We should at least consider the notion that we are over-governed.
And this time — as local governments fight to squeeze every nickel they can in order to provide the same level of service, as infrastructure built in a more prosperous time falls apart and requires replacing — seems like a good time for that discussion.
We are in support, and understand its value, of the three basic levels of government: federal, provincial and municipal. If that’s where it stopped, it would be more palatable.
There are overlapping, built-into-the-system levels of government we need to have a closer look at, however.

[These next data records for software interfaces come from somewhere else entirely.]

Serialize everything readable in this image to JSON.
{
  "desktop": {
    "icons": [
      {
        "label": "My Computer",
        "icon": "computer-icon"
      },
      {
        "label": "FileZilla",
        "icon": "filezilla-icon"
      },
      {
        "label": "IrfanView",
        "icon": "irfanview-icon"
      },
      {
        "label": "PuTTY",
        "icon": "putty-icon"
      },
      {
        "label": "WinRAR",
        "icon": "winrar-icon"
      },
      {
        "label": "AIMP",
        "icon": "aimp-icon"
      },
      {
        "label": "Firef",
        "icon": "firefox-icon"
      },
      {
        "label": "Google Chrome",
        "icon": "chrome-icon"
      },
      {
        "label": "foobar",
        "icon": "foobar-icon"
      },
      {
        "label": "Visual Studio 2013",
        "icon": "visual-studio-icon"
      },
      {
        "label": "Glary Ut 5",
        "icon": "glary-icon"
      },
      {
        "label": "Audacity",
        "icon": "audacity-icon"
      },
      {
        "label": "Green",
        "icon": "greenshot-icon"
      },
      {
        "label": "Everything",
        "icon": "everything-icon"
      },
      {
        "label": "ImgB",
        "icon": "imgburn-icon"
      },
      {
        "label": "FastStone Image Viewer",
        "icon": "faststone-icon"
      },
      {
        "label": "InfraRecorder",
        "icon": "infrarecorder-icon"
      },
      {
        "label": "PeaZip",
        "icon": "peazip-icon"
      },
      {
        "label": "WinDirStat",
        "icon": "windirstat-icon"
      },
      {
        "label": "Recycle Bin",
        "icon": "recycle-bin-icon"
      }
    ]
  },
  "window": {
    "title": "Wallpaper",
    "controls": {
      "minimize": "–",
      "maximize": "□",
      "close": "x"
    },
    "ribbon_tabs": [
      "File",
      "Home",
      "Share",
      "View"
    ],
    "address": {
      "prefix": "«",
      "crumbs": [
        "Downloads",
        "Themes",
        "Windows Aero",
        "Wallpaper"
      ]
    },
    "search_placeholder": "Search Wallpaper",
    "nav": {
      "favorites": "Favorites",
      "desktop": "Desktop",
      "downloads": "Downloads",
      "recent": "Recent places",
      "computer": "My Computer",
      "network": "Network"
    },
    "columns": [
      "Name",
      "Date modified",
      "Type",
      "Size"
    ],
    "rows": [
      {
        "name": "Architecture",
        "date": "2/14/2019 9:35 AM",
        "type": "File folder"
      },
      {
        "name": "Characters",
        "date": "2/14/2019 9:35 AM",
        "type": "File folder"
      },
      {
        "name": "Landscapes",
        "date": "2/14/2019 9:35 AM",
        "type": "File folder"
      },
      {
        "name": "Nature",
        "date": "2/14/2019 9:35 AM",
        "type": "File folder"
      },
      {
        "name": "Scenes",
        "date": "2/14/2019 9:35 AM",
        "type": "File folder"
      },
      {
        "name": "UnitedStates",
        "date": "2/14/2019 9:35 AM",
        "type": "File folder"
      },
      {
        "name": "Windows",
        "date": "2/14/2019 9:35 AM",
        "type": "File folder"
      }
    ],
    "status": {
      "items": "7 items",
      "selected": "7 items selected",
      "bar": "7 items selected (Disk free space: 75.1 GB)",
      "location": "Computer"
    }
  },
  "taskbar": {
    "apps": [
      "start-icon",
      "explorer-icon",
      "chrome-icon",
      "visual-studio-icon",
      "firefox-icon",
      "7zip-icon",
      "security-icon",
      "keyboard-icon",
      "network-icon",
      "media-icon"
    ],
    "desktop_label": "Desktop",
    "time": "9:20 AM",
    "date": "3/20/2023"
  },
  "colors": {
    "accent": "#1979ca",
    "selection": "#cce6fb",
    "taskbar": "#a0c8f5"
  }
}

When we choose our city or town councillors in Parksville or Qualicum Beach, it would be nice if any and all stipends and compensation they received were directly related to city or town business. Alas, that is not true.
Both Parksville and Qualicum Beach councillors send a representative to the board of directors for the Regional District of Nanaimo. So, a Qualicum Beach town councillor is paid to sit at meetings and provide input on issues that arise in Cedar or Whiskey Creek or Bowser.
It doesn’t stop there. There are numerous boards and advisory panels councillors sit on — economic alliances and others — that also cost that one taxpayer some dough and, in our minds, provide little in return.
The system is set up in a way that requires input on the RDN board from Parksville and Qualicum Beach. Transit, for example, is a regional responsibility. We get that, but we have to ask: why can’t the regional transit authority make direct representation to the towns and cities when they need to make changes or want increased funding?
The RDN provides the only direct representation for the taxation levied in places like Errington, Coombs and Deep Bay. That is important, clearly. But why does Nanaimo, Parksville and Qualicum Beach need to be part of that governance? Yes, there are responsibilities that are the RDN’s purview and have an effect on all of us, but just because it has been set up that way doesn’t mean it can’t be dismantled. It’s time to re-think, and streamline, the way we are governed.
And don’t even get us started on the illogical geography that tells us San Pareil isn’t part of Parksville.
— Editorial by John Harding